From 2013 to 2018, ODOT paid $3.4 million to drivers who claimed the state was negligent for not filling potholes.

The state says even if you file a claim quickly, you'll have to wait months for your check.

"If it's less than $10,000 we're looking at four to six months," says Matt Bruning, ODOT Spokesperson.

No one is immune from the damage a pothole can bring, including the director of the Ohio Department of Natural Resources who filed a claim against ODOT for a pothole he hit.

Director James Zehringer filed his claim in February. He wrote on the claim form, "I hit a very deep pothole...causing my right front tire to blow out and bending my rim."

His claim: $1,227.04. We spoke to him by phone. He told us, "My claim was approved, but I've yet to receive a check."

He wasn't the only person to hit the pothole at I-670 and I-270.

"He was one of four that have been marked for settlement; there were a total of 21 damage complaints, of those 21, four people filed claims," says Bruning.

Claims filed against ODOT for car damages show how damaging the freeze/thaw cycle was to the state's freeways.

Last year, the state received 364 claims for damages, most of them for pothole damages.This year, the number jumped to 928. That's a 255 percent increase.

ODOT says it wants the public to report potholes so it can fix them before someone else strikes one.

Because if ODOT doesn't know the pothole exists, and you hit one, it's not liable.

Only when someone reports a pothole and ODOT fails to fix it can you get paid for the damage.
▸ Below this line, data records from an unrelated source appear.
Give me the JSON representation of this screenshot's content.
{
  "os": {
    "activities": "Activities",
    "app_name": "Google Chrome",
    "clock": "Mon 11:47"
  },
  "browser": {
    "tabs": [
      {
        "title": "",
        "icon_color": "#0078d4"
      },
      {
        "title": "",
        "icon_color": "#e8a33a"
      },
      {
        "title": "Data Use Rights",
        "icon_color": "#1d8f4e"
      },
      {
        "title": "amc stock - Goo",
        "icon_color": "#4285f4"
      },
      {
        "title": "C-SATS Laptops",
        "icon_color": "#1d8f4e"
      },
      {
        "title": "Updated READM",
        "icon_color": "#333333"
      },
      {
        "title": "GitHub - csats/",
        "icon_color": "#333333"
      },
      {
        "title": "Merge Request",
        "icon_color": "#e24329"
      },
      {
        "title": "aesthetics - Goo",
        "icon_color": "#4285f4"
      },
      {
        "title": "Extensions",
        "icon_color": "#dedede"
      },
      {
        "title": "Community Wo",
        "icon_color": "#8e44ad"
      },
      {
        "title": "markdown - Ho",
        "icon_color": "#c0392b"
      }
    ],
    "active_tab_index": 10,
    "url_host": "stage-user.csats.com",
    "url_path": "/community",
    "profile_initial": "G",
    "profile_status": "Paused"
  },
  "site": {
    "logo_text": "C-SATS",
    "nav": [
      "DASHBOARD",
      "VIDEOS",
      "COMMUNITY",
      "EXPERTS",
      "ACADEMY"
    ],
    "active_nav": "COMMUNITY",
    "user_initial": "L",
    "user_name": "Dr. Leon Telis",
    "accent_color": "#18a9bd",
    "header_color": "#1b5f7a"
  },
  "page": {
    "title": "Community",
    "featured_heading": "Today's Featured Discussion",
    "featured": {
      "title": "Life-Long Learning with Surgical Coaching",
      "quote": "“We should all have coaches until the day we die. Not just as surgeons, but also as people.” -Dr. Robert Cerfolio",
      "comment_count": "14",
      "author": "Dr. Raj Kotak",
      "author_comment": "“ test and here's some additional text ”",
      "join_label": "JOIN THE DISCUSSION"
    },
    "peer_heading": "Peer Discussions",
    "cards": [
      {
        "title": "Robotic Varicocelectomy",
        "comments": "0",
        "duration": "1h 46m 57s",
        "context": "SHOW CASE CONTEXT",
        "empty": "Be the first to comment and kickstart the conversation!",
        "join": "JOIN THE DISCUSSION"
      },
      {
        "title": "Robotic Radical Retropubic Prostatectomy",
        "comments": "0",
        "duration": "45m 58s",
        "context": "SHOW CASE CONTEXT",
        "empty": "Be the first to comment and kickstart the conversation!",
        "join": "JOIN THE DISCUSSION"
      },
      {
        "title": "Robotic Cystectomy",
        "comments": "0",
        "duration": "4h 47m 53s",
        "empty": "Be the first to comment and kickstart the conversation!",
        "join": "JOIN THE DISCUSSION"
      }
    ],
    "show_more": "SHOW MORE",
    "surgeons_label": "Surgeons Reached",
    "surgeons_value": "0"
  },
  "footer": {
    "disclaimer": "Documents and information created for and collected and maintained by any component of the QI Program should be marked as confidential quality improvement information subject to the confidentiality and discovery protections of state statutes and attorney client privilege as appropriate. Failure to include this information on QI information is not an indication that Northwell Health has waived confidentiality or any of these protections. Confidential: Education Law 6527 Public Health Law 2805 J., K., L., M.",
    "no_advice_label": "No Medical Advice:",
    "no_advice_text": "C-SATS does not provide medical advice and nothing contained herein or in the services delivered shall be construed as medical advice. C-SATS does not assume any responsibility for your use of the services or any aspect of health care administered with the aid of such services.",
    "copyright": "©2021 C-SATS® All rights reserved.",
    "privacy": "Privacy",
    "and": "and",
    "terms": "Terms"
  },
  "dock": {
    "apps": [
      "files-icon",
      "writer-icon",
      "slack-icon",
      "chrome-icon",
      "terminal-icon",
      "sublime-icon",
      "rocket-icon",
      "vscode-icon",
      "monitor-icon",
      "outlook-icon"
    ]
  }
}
Drivers are encouraged to fill out an ODOT road defect report.

ODOT says in order to get your claim filed quickly, provide as much detail as possible including. where it happened, photos of the damage, a copy of the repair bill, and any other information that will help describe the damage to your car.

To file a claim, click here.